● **WHAT YOU ARE ASKED TO DO**
Provide only the number of lines in the data below that contain the string "size".

[Data about app and page elements]
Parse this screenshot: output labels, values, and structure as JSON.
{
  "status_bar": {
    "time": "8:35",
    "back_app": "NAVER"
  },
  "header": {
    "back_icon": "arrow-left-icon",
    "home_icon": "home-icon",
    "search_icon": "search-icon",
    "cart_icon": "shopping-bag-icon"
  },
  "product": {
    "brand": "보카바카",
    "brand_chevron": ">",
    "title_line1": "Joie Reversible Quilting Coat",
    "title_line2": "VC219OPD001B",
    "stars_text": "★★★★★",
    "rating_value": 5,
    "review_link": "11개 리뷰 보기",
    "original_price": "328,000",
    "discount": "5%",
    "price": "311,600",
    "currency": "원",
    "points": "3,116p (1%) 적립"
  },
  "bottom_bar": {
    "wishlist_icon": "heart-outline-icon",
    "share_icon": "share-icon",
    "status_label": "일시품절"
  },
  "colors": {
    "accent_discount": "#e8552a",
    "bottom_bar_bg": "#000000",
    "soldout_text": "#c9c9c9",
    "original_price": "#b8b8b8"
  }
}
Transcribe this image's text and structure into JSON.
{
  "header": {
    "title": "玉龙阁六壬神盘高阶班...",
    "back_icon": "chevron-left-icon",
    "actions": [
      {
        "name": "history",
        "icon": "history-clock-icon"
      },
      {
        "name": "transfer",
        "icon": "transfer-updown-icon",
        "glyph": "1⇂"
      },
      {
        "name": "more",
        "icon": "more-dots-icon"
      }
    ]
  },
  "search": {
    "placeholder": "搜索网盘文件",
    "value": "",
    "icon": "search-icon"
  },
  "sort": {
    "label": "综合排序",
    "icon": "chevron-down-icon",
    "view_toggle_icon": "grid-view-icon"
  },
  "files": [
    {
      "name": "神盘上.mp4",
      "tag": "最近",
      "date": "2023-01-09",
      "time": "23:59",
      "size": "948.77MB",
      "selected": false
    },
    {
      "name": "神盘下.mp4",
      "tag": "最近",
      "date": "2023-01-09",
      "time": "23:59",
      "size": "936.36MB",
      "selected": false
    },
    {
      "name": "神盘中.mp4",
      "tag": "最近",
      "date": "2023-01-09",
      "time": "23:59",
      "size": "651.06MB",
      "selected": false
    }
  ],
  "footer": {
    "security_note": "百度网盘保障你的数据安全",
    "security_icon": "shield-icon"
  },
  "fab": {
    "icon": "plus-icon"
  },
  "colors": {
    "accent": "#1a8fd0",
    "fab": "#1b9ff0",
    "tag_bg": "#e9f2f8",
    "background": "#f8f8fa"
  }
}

● **OUTPUT OF THE EXERCISE**
3